Feeds:
Posts
Comments

Archive for March, 2012

I imagined these paintings as tentatively, giddily stumbling upon an aftermath, in this case that of a flowery flood. A floral concoction. Something enticing, somewhat crushing, but still nice. A turquoise mash, tin and tuberose seep into your heart while the geranium petals float through, quietly piling up against a muddy shore where there is nothing but a sweet breeze, cascarilla sticks, warm ferns and a sort of low, dark growl.

Petrichor (PET-ri-kuhr) noun: the scent after a rain.

I think of my work as moments or places I want to revisit. Or just stories I make up. Standing on the edge of the lawn at night. Perched above an irregularly deep swimming hole. The last one standing in a dark field after a game of tag. Those moments defined in adolescence, when one dares to stay just a moment longer than called for, a chance to slip back into the light of the yard or wander closer to the night. 

Intrigued by our bizarre and absurd expectations of nature, animals and the myths and literature we create to explain these perceptions. I fish for these stories on the internet, in libraries and film, or just by listening to people explain their unexplainable encounters. Humor and fright seem important.

Bio:

Kirsten grew up in Tacoma, WA. She earned her MFA from the University of California and her BFA from the University of Montana. She lives and works on Phinney Ridge and very often sneaks over to Fresh Flours for a vanilla latte with her good friend Ric. She recommends the Peach Danish.

To see more of Kirsten’s work, please visit: http://www.kirstenmariepisto.com

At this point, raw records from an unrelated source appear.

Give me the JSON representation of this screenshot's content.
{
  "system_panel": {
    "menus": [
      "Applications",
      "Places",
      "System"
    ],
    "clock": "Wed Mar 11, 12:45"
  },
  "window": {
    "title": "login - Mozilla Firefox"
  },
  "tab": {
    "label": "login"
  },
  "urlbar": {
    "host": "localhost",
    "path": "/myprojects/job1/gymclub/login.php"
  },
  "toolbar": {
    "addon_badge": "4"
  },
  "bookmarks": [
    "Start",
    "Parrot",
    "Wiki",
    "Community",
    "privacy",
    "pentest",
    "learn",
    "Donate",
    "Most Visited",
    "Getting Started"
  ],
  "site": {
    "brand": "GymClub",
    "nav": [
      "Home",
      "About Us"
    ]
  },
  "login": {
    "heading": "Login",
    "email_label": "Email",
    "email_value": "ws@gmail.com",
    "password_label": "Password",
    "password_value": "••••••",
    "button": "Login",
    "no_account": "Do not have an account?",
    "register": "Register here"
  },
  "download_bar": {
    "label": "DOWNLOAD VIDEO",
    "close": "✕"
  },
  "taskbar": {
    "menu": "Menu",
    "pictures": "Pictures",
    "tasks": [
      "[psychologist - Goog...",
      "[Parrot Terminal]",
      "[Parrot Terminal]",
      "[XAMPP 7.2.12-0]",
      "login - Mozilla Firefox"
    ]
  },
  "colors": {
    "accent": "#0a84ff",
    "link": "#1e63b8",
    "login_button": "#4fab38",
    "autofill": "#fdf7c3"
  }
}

Advertisements

Read Full Post »

What you see is not always what you get. In this case, what you see may not be what I see. You might see a series of random lines or circles or crosshatches or whatever – but I didn’t make those. These pieces are all built from negative space. There was no preliminary drawing of any kind – just a piece of paper and a knife. They are different than work you might have seen which is drawn on one side and then cut around. Look at the spaces – that’s where the work is. I cut thousands of tiny shapes out of white paper and what you’re seeing is the leftovers from that process. I want you to see the shapes of the spaces; that’s what I “drew” with my blade, or, I should say, many, many blades. Each piece has its own rules that I decided at the beginning, so each has differently shaped spaces that converse with each other in a unique way. I hope that what is left is pleasing, and I hope what is missing is pleasing, too.

Tom O’Brien

tomobrain@paintingtheearth.com

www.paintingtheearth.com

Read Full Post »